I'd think that if a pitcher was truly pitching to the score, you'd see an increase in AVG, a decrease in OBP-AVG and an increase in ISO.

Unfortunately the non-play-index splits, can't get me all the way there, but here's what I can put together from the standard splits:

0-5 .244/.069/.127
6+ .253/.061/.143

So, he does show the three tendencies I mentioned above, but there is still the first issue of what the actual numbers were when he had big leads to work with.

Outside of grabbign a truckload of retrosheet data, I'm not sure where I could go to get that...

Plainly, there is a reasonable argument to be made that Jack Morris was a better pitcher than Jamie Moyer, and the fact that some stats say that Moyer was a slightly better pitcher does not prove to the contrary, unless you're misusing the stats. However, using the stats properly, they make a good case that Moyer is in the same class of pitcher as Morris, and that is illuminating in assessing Morris' HOF argument.

That comment, sklein11, sums what I hoped to express in the piece.

I don't agree with all of it - I think Moyer may have been better than Morris - but I don't feel that strongly about it.

jamie moyer is a last ballot hall of famer. when he retires at 53 and hes the last pitcher EVER to get to 300 wins, he will get in after a serious look at his career. he only had 46 wins before he was 30, his shit isnt flashy, its just effective, he deserves it, pitching in an era of roids middle relievers and closers. hes one of the last old school ballplayers were ever gonna see. he deserves the hall.

If Moyer pitches 3 more years, he'll have 300 wins. If he doesn't make the HOF then, he'll be the only 300 winner not to do so. Even in these days of advanced metrics, 300 wins means something.

Why use Morris for comparison.
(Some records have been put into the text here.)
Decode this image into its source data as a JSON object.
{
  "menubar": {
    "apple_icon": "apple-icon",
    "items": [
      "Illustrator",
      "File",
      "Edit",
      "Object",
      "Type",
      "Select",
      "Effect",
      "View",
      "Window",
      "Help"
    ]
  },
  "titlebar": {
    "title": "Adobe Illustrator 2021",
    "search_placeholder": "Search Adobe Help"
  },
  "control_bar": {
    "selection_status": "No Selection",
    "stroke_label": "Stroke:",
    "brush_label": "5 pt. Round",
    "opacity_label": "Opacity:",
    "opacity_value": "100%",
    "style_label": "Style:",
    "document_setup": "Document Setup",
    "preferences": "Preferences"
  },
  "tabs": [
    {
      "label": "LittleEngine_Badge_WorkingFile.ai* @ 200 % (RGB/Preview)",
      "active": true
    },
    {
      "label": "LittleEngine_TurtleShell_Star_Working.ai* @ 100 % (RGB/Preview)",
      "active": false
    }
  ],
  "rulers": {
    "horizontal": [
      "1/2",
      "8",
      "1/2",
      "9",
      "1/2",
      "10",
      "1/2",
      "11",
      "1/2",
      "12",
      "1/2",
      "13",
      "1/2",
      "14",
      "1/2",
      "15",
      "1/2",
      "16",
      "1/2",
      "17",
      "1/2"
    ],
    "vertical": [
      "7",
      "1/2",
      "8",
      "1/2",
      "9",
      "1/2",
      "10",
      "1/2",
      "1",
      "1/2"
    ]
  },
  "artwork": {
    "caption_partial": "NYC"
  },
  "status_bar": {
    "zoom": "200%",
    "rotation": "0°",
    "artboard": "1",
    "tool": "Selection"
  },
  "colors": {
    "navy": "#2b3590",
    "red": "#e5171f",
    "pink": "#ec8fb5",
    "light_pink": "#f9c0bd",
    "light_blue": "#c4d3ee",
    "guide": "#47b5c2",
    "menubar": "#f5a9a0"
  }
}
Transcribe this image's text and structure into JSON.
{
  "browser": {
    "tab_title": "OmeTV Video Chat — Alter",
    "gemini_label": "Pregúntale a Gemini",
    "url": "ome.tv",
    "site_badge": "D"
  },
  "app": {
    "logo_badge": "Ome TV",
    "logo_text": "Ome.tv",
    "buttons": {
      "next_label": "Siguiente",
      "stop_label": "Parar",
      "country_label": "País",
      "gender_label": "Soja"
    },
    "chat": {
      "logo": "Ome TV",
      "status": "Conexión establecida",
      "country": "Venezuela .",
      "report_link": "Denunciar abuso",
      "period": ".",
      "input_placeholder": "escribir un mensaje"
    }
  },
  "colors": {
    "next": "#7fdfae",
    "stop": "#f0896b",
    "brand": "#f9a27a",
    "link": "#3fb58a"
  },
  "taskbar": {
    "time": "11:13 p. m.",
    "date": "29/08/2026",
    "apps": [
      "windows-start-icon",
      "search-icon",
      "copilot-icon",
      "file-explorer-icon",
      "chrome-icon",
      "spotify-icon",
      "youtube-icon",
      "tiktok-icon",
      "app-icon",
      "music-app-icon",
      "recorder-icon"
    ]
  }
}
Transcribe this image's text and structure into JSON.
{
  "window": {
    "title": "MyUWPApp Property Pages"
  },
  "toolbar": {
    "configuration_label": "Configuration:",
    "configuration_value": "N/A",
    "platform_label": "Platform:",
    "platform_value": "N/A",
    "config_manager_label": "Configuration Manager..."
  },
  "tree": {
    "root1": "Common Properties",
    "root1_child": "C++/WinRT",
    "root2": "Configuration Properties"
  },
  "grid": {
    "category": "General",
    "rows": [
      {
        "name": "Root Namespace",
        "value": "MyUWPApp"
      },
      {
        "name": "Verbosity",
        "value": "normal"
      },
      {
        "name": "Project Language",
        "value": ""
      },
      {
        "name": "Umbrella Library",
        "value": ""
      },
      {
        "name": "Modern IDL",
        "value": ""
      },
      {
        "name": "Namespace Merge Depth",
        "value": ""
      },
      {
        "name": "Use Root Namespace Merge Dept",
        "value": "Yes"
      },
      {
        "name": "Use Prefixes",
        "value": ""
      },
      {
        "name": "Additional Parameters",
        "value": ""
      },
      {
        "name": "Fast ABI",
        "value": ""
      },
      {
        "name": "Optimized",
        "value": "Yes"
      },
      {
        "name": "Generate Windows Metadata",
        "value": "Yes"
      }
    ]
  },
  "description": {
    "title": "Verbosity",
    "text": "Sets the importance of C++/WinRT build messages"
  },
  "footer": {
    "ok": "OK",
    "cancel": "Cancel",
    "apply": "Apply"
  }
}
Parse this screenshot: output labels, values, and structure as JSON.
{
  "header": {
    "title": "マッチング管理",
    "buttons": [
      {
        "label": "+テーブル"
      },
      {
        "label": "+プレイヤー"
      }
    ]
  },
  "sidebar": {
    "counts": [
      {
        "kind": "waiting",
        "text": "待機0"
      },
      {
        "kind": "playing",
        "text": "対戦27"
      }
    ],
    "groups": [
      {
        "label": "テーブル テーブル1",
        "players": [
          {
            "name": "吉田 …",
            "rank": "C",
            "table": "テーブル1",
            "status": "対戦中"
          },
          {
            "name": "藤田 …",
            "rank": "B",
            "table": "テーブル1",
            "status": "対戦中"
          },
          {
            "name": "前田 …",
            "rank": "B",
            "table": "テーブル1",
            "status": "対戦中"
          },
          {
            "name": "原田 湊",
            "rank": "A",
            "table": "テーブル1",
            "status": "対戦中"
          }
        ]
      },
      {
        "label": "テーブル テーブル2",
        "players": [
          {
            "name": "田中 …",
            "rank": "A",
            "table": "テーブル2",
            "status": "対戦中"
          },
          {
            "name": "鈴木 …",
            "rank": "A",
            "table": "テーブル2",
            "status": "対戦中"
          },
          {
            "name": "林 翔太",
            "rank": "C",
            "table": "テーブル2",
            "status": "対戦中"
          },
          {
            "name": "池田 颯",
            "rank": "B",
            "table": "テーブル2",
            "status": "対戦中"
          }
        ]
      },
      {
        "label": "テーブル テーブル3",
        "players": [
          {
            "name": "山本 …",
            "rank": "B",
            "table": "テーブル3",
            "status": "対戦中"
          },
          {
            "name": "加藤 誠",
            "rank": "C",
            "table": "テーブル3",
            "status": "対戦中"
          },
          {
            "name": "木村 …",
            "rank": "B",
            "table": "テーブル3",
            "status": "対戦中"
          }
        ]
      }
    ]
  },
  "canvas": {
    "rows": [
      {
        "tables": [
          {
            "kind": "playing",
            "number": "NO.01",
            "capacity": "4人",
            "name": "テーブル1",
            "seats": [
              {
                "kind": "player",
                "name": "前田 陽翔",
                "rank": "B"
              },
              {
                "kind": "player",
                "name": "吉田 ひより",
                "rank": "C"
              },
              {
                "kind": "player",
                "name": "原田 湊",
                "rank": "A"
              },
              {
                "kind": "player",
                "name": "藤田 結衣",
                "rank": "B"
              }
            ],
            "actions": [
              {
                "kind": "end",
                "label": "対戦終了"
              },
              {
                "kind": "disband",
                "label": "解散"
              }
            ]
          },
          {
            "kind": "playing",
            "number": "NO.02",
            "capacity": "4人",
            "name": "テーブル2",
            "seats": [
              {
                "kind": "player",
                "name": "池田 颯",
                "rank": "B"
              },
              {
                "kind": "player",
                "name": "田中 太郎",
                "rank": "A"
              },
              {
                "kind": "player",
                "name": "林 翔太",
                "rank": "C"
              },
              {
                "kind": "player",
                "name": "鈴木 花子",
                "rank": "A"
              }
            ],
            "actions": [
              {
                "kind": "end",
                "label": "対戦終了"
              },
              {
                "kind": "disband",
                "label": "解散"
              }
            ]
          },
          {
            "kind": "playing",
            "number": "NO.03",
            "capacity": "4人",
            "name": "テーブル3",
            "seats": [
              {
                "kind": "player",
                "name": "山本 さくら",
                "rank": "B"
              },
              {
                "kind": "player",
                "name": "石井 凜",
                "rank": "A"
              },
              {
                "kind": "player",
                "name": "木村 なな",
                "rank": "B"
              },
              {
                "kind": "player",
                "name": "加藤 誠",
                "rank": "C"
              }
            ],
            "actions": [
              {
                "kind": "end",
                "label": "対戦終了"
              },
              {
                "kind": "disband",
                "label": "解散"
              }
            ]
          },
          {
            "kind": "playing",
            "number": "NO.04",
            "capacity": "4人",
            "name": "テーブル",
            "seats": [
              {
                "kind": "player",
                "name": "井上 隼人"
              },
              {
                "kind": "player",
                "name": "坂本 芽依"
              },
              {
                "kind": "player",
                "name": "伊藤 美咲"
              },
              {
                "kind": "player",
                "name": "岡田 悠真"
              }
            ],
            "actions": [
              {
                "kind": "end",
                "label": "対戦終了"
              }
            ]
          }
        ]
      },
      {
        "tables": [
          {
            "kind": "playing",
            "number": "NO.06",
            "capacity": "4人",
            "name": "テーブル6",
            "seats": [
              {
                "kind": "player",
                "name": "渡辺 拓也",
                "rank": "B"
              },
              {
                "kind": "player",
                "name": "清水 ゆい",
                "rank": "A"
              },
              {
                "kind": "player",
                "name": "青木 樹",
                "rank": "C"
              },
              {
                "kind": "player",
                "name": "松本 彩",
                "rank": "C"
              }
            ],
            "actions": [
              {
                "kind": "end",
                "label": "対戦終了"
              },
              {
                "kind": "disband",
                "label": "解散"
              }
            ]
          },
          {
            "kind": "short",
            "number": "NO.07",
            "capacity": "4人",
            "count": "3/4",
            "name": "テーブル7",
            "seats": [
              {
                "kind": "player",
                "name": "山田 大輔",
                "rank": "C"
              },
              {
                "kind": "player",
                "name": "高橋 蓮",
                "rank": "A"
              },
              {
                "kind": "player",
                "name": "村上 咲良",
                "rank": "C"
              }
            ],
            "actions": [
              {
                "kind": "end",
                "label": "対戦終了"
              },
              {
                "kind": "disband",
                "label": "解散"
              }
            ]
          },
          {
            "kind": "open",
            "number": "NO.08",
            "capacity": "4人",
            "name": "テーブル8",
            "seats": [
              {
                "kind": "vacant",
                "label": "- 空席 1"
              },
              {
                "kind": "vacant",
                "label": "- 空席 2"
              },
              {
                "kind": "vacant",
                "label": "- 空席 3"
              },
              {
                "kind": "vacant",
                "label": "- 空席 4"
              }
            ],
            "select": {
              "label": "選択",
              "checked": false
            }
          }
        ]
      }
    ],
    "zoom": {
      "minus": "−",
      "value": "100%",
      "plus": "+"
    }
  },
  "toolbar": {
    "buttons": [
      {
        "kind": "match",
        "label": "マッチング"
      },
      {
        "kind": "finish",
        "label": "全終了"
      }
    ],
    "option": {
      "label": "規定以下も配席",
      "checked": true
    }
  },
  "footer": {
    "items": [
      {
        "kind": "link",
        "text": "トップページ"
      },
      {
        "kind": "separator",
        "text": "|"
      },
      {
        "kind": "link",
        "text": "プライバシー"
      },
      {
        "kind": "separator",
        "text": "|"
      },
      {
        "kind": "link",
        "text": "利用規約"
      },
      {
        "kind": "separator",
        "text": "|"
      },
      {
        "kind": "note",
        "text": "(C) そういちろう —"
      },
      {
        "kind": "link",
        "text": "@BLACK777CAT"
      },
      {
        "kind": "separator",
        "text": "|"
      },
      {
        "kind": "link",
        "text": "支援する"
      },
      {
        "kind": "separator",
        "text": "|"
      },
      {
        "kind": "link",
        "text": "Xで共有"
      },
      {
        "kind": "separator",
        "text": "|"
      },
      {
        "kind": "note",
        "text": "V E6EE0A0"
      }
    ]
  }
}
Moyer currently shows numbers very similar to that of Dennis Martiex aka El Presidente and Dennis didn't even get enough votes to stay on the ballot after the first year.

Sorry that should be Martinez